CBS62logoNEW2013_blue_final_header_White wwj950-sm2011b 971-ticket-35smb 35h_CBSSportsRad_Detroit

Local

Study: Fatter Politicians Get Fewer Votes

View Comments
zahrahuber Zahra Huber
Zahra Huber is an Editor, Writer and Producer at WWJ. Growing up in...
Read More

Get Breaking News First

Receive News, Politics, and Entertainment Headlines Each Morning.
Sign Up

HOLLAND, Mich. (WWJ) – A politician’s weight can affect whether or not he or she gets votes.

That according to a first of its kind study that show candidates who are larger are less likely to win in the election.

For the study, author Patricia Roehling — a professor at Hope College in Holland, Michigan — and her husband, a Michigan State University professor, looked at U.S. Senate elections from 2008 and 2012.

“Weight is part of that impression that people form about others,” Roehling told WWJ Newsradio 950’s Zahra Huber. “And research has shown that people have stereotypes about obese and overweight people, and generally they’re seen as being undisciplined and less conscientious than others.”

Roehling says that those who are overweight often have a hard time even getting into the candidate pool.

She cited an example of a politician who has lost weight: New Jersey’s governor.

“One indication that somebody’s gonna run for office generally tends to be that they lose weight.

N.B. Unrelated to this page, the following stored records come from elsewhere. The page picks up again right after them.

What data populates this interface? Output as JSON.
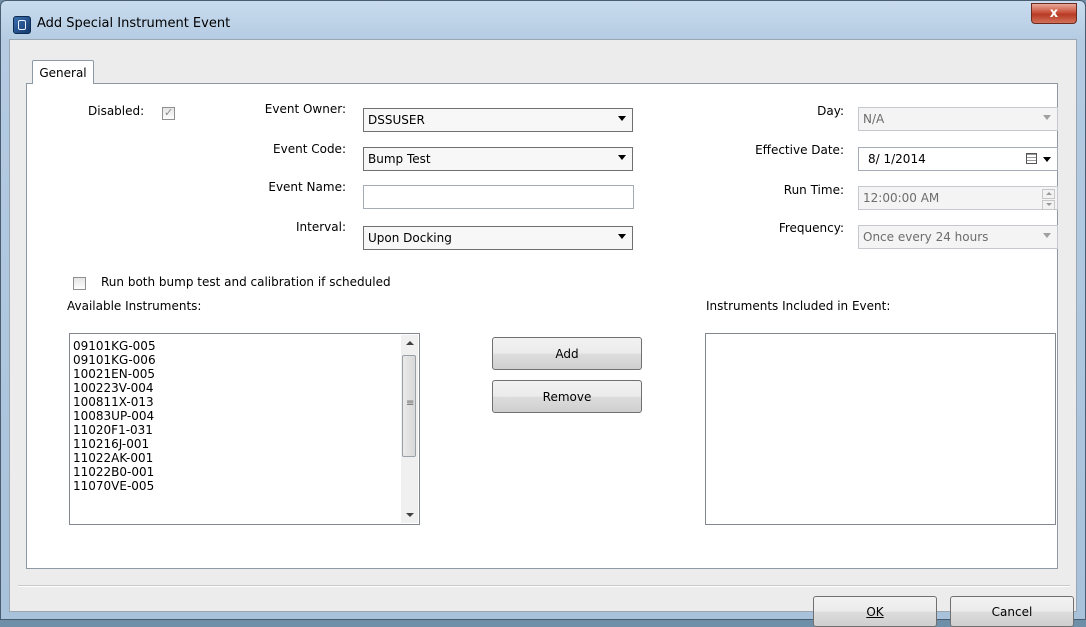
{
  "window": {
    "title": "Add Special Instrument Event",
    "close_label": "x"
  },
  "tabs": [
    {
      "label": "General"
    }
  ],
  "form": {
    "disabled_label": "Disabled:",
    "disabled_checked": true,
    "event_owner_label": "Event Owner:",
    "event_owner_value": "DSSUSER",
    "event_code_label": "Event Code:",
    "event_code_value": "Bump Test",
    "event_name_label": "Event Name:",
    "event_name_value": "",
    "interval_label": "Interval:",
    "interval_value": "Upon Docking",
    "day_label": "Day:",
    "day_value": "N/A",
    "effective_date_label": "Effective Date:",
    "effective_date_value": "8/ 1/2014",
    "run_time_label": "Run Time:",
    "run_time_value": "12:00:00 AM",
    "frequency_label": "Frequency:",
    "frequency_value": "Once every 24 hours",
    "run_both_label": "Run both bump test and calibration if scheduled",
    "run_both_checked": false
  },
  "available": {
    "label": "Available Instruments:",
    "items": [
      "09101KG-005",
      "09101KG-006",
      "10021EN-005",
      "100223V-004",
      "100811X-013",
      "10083UP-004",
      "11020F1-031",
      "110216J-001",
      "11022AK-001",
      "11022B0-001",
      "11070VE-005"
    ]
  },
  "included": {
    "label": "Instruments Included in Event:",
    "items": []
  },
  "buttons": {
    "add": "Add",
    "remove": "Remove",
    "ok": "OK",
    "cancel": "Cancel"
  }
}
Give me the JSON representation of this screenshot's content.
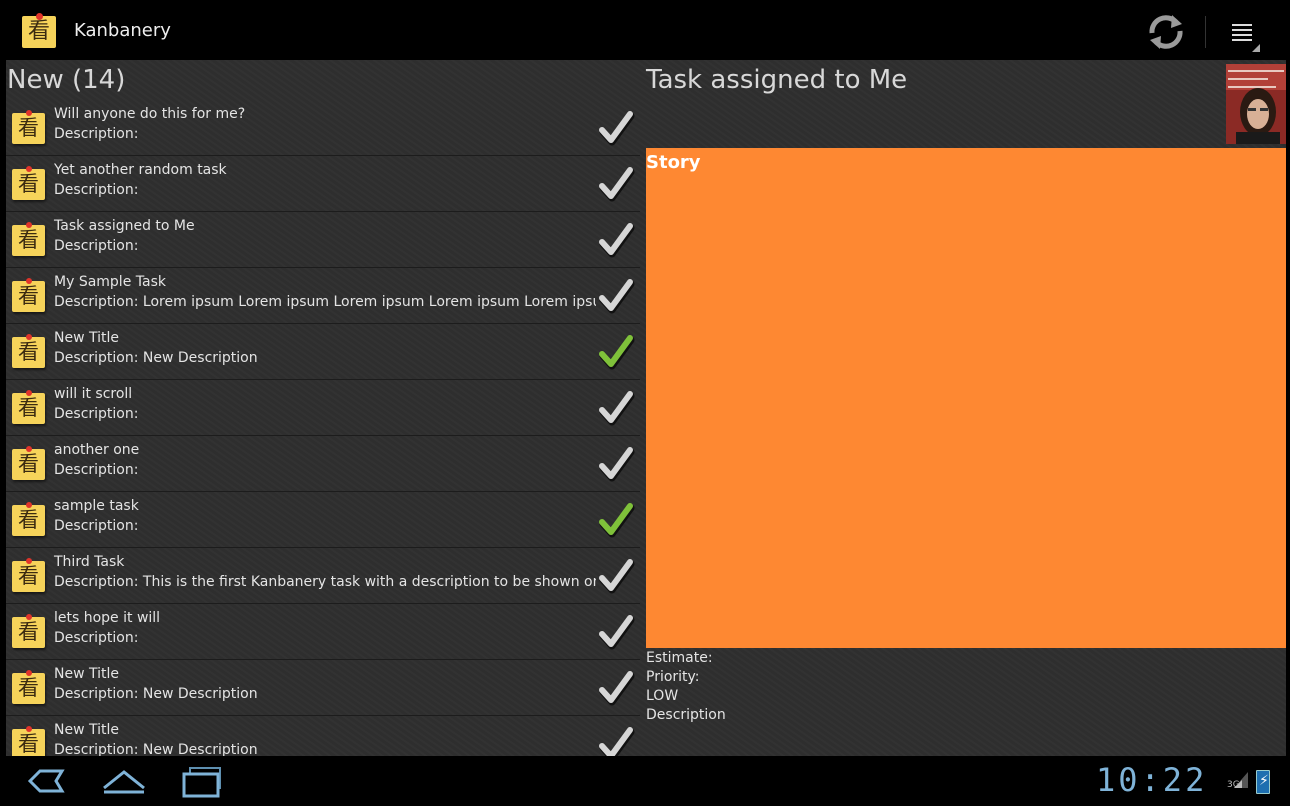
{
  "app": {
    "title": "Kanbanery",
    "icon_glyph": "看"
  },
  "actions": {
    "refresh_icon": "refresh-icon",
    "overflow_icon": "overflow-menu-icon"
  },
  "list": {
    "header": "New (14)",
    "tasks": [
      {
        "title": "Will anyone do this for me?",
        "description": "Description:",
        "check": "gray"
      },
      {
        "title": "Yet another random task",
        "description": "Description:",
        "check": "gray"
      },
      {
        "title": "Task assigned to Me",
        "description": "Description:",
        "check": "gray"
      },
      {
        "title": "My Sample Task",
        "description": "Description: Lorem ipsum Lorem ipsum Lorem ipsum Lorem ipsum Lorem ipsum Lorem",
        "check": "gray"
      },
      {
        "title": "New Title",
        "description": "Description: New Description",
        "check": "green"
      },
      {
        "title": "will it scroll",
        "description": "Description:",
        "check": "gray"
      },
      {
        "title": "another one",
        "description": "Description:",
        "check": "gray"
      },
      {
        "title": "sample task",
        "description": "Description:",
        "check": "green"
      },
      {
        "title": "Third Task",
        "description": "Description: This is the first Kanbanery task with a description to be shown on an andro",
        "check": "gray"
      },
      {
        "title": "lets hope it will",
        "description": "Description:",
        "check": "gray"
      },
      {
        "title": "New Title",
        "description": "Description: New Description",
        "check": "gray"
      },
      {
        "title": "New Title",
        "description": "Description: New Description",
        "check": "gray"
      }
    ]
  },
  "detail": {
    "title": "Task assigned to Me",
    "type": "Story",
    "type_color": "#fe8832",
    "estimate_label": "Estimate:",
    "priority_label": "Priority:",
    "priority_value": "LOW",
    "description_label": "Description"
  },
  "colors": {
    "check_gray": "#d6d6d6",
    "check_green": "#7fc13a",
    "sticky_note": "#f6d35a",
    "clock": "#7fb3d8"
  },
  "system_bar": {
    "time": "10:22",
    "network": "3G"
  }
}
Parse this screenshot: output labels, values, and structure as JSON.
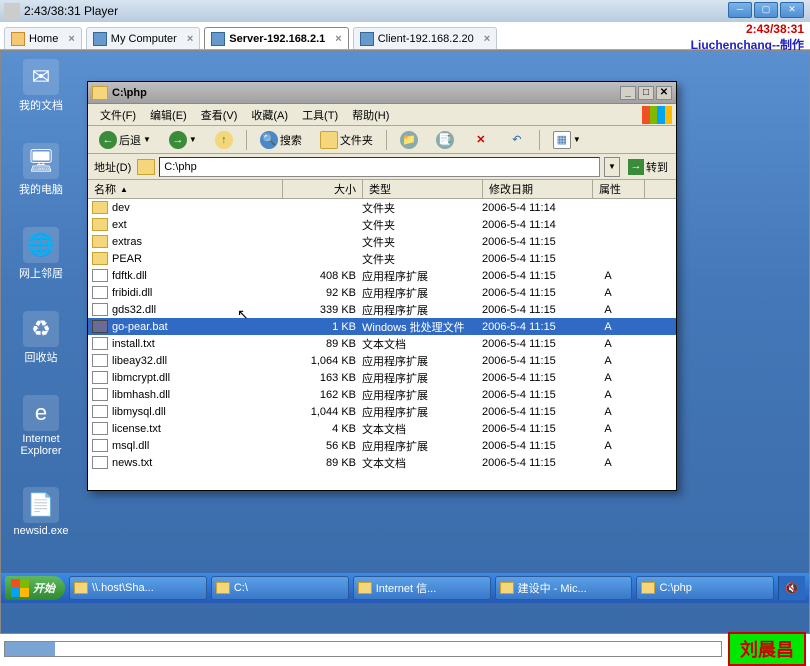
{
  "player": {
    "title": "2:43/38:31 Player",
    "time": "2:43/38:31",
    "credit": "Liuchenchang--制作"
  },
  "tabs": [
    {
      "label": "Home",
      "icon": "home"
    },
    {
      "label": "My Computer",
      "icon": "pc"
    },
    {
      "label": "Server-192.168.2.1",
      "icon": "pc",
      "active": true
    },
    {
      "label": "Client-192.168.2.20",
      "icon": "pc"
    }
  ],
  "desktop_icons": [
    {
      "label": "我的文档",
      "glyph": "✉"
    },
    {
      "label": "我的电脑",
      "glyph": "🖥"
    },
    {
      "label": "网上邻居",
      "glyph": "🌐"
    },
    {
      "label": "回收站",
      "glyph": "♻"
    },
    {
      "label": "Internet Explorer",
      "glyph": "e"
    },
    {
      "label": "newsid.exe",
      "glyph": "📄"
    }
  ],
  "explorer": {
    "title": "C:\\php",
    "menus": [
      "文件(F)",
      "编辑(E)",
      "查看(V)",
      "收藏(A)",
      "工具(T)",
      "帮助(H)"
    ],
    "toolbar": {
      "back": "后退",
      "search": "搜索",
      "folders": "文件夹"
    },
    "address": {
      "label": "地址(D)",
      "value": "C:\\php",
      "go": "转到"
    },
    "columns": {
      "name": "名称",
      "size": "大小",
      "type": "类型",
      "date": "修改日期",
      "attr": "属性"
    },
    "files": [
      {
        "name": "dev",
        "size": "",
        "type": "文件夹",
        "date": "2006-5-4 11:14",
        "attr": "",
        "icon": "folder"
      },
      {
        "name": "ext",
        "size": "",
        "type": "文件夹",
        "date": "2006-5-4 11:14",
        "attr": "",
        "icon": "folder"
      },
      {
        "name": "extras",
        "size": "",
        "type": "文件夹",
        "date": "2006-5-4 11:15",
        "attr": "",
        "icon": "folder"
      },
      {
        "name": "PEAR",
        "size": "",
        "type": "文件夹",
        "date": "2006-5-4 11:15",
        "attr": "",
        "icon": "folder"
      },
      {
        "name": "fdftk.dll",
        "size": "408 KB",
        "type": "应用程序扩展",
        "date": "2006-5-4 11:15",
        "attr": "A",
        "icon": "file"
      },
      {
        "name": "fribidi.dll",
        "size": "92 KB",
        "type": "应用程序扩展",
        "date": "2006-5-4 11:15",
        "attr": "A",
        "icon": "file"
      },
      {
        "name": "gds32.dll",
        "size": "339 KB",
        "type": "应用程序扩展",
        "date": "2006-5-4 11:15",
        "attr": "A",
        "icon": "file"
      },
      {
        "name": "go-pear.bat",
        "size": "1 KB",
        "type": "Windows 批处理文件",
        "date": "2006-5-4 11:15",
        "attr": "A",
        "icon": "bat",
        "selected": true
      },
      {
        "name": "install.txt",
        "size": "89 KB",
        "type": "文本文档",
        "date": "2006-5-4 11:15",
        "attr": "A",
        "icon": "file"
      },
      {
        "name": "libeay32.dll",
        "size": "1,064 KB",
        "type": "应用程序扩展",
        "date": "2006-5-4 11:15",
        "attr": "A",
        "icon": "file"
      },
      {
        "name": "libmcrypt.dll",
        "size": "163 KB",
        "type": "应用程序扩展",
        "date": "2006-5-4 11:15",
        "attr": "A",
        "icon": "file"
      },
      {
        "name": "libmhash.dll",
        "size": "162 KB",
        "type": "应用程序扩展",
        "date": "2006-5-4 11:15",
        "attr": "A",
        "icon": "file"
      },
      {
        "name": "libmysql.dll",
        "size": "1,044 KB",
        "type": "应用程序扩展",
        "date": "2006-5-4 11:15",
        "attr": "A",
        "icon": "file"
      },
      {
        "name": "license.txt",
        "size": "4 KB",
        "type": "文本文档",
        "date": "2006-5-4 11:15",
        "attr": "A",
        "icon": "file"
      },
      {
        "name": "msql.dll",
        "size": "56 KB",
        "type": "应用程序扩展",
        "date": "2006-5-4 11:15",
        "attr": "A",
        "icon": "file"
      },
      {
        "name": "news.txt",
        "size": "89 KB",
        "type": "文本文档",
        "date": "2006-5-4 11:15",
        "attr": "A",
        "icon": "file"
      }
    ]
  },
  "taskbar": {
    "start": "开始",
    "buttons": [
      "\\\\.host\\Sha...",
      "C:\\",
      "Internet 信...",
      "建设中 - Mic...",
      "C:\\php"
    ]
  },
  "stamp": "刘晨昌"
}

And, as a matter of fact, Chris Christie recently went through that lap band surgery to lose weight, which tells me that that was something he was probably thinking about,” Roehling said

Roehling said there’s an even greater disparity between male and female candidates who are overweight — probably because women are judged more than men, based on their looks.

“In terms of who becomes a candidate, a lot of overweight men become candidates, but very few overweight women become candidates,” she said.

However, when it came to election time, both male and female candidates  —whether obese or simply overweight  — got a lower share of the vote total than their more slender opponents.

The study was published online in May in the research journal Equality, Diversity and Inclusion.

View Comments
blog comments powered by Disqus